Anonymous Boston

Photo Courtesy of Joanna Marinova Jones

The last time I saw an exhibition that literally made me tremble was at the Institute of Contemporary Art during the Mark Bradford show (November 19, 2010 – March 13, 2011). This time around, it wasn’t Bradford that almost moved me to tears, but rather an exhibition at Fourth Wall Project on social justice and gun violence in Boston. Words could not even begin to describe the emotions I felt as I read every wall text, looked at every photograph and listened to the desperate pleas of families (a haunting audio piece was part of the show) in Anonymous Boston a multimedia exhibit that focused on life, rather than the devastating effects of gun violence.

Organized by media producer and human rights activist Joanna Marinova Jones, Anonymous Boston directly and indirectly brought to light many issues that have long been ignored by public officials, and people not directly affected by gun violence. Anonymous Boston aimed at empowering those families who have experienced devastating losses—by giving them a voice with which to tear down the derogatory comments left behind by anonymous bloggers on online news articles.

Newspaper clippings with stories on the victims made this exhibition not only interesting, but relevant on so many levels. The headlines are nothing short of sensational, they nurture the anonymous monsters that leave tactless comments that hurt victim’s families.

Fueled by the insensitive, inaccurate and superficial media coverage of violence in Boston, these anonymous bloggers further exacerbate the situation by relentlessly attacking not only grieving families, but an entire race. Their comments, some of which I have quoted above, are difficult to stomach.

It’s much easier to ignore the issue or point fingers and blame the victim’s family, rather than to take a stand to stop gun violence. It is also much easier to say “if it is not happening to me, then it’s not my problem— why should I care about all the violence that is destroying your community?”

Photo Courtesy of Joanna Marinova Jones

What happens in Boston is everyone’s responsibility.

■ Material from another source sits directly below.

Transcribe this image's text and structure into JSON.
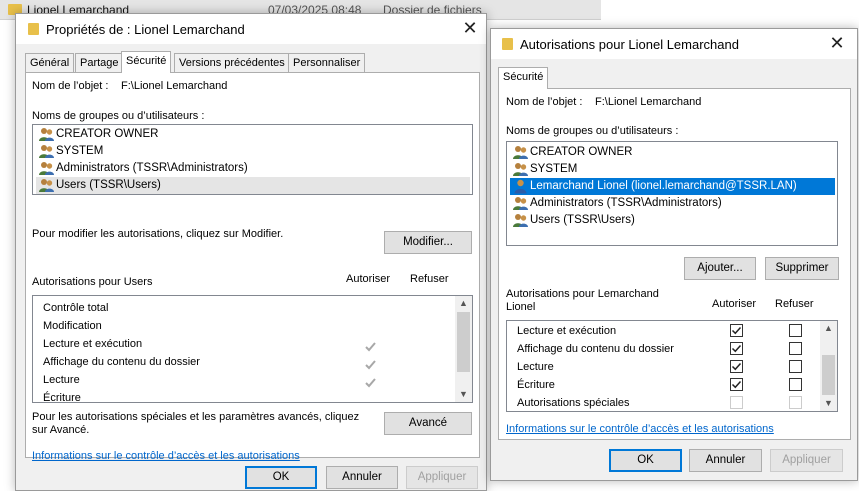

I could not help but feel mentally drained and spiritually devastated, but always remaining hopeful—as I was confronted with blatantly racist and ignorant comments left by these bloggers next to a victim’s photograph. It’s easy to hide behind a veil rather than to discuss the real underlying issues as to why these things are happening in our city.

To say that what happens in Roxbury, Dorchester or Mattapan isn’t my problem— is to be part of the problem, as a family member of one of the victims in Anonymous Boston was quoted saying.

Anonymous Boston communicated a powerful message and I sincerely hope that those who experienced it listened. Gun violence is the product of complex cultural issues. We as a culture are obsessed with guns and yet we wonder why there is so much senseless violence in this country. My only regret was not being able to experience this exhibition more than once, as I went on the second to last day before closing. 

All other uncredited images are by Anulfo Baez.


Great moments of learning and inspiration are currently unfolding on Twitter courtesy of the Institute of Contemporary Art/Boston. Last Friday, the ICA celebrated its 75th anniversary as an institution in Boston and to mark this glorious occasion, the museum has been tweeting interesting historical facts, proving that social media is an excellent tool to educate people with (I was sold on this idea a while back, which is why I love Twitter).

Their first tweet rolled in on September 27th. It was love at first sight for me:

The next day the museum tweeted that Paul Gauguin was the subject of the Institute’s first exhibition, but not without capping off the tweet with a bit of humor courtesy of the eccentric Salvador Dali:

On September 29th, I learned of a “first” in the ICA’s history:

On September 30th, I learned of this bold move:

The ICA made a commitment early on in its existence to celebrate diversity (something that excites me in any museum):

Roughly 15 years before the completion of Harvard University’s Carpenter Center for the Visual Arts, a seminal work in the history of Modernism in Boston and Cambridge, the ICA presented this exhibition:

Another great moment of learning unfolded as I read this tweet regarding the Chilean artist Roberto Matta, whose mural in Valparaiso knocked my socks off in 2004 while studying abroad:

Bostonians were exposed to minimalism through this exhibition:

And what about Andy Warhol?

The above screenshots are just a few of the many “#ICA75″ tweets highlighting the history of the ICA. Follow the ICA on Twitter @ICAinBoston and you’ll learn something new everyday. They’re only up to 1966, so many more interesting facts to come. Thanks to the ICA for this newly acquired wealth of knowledge!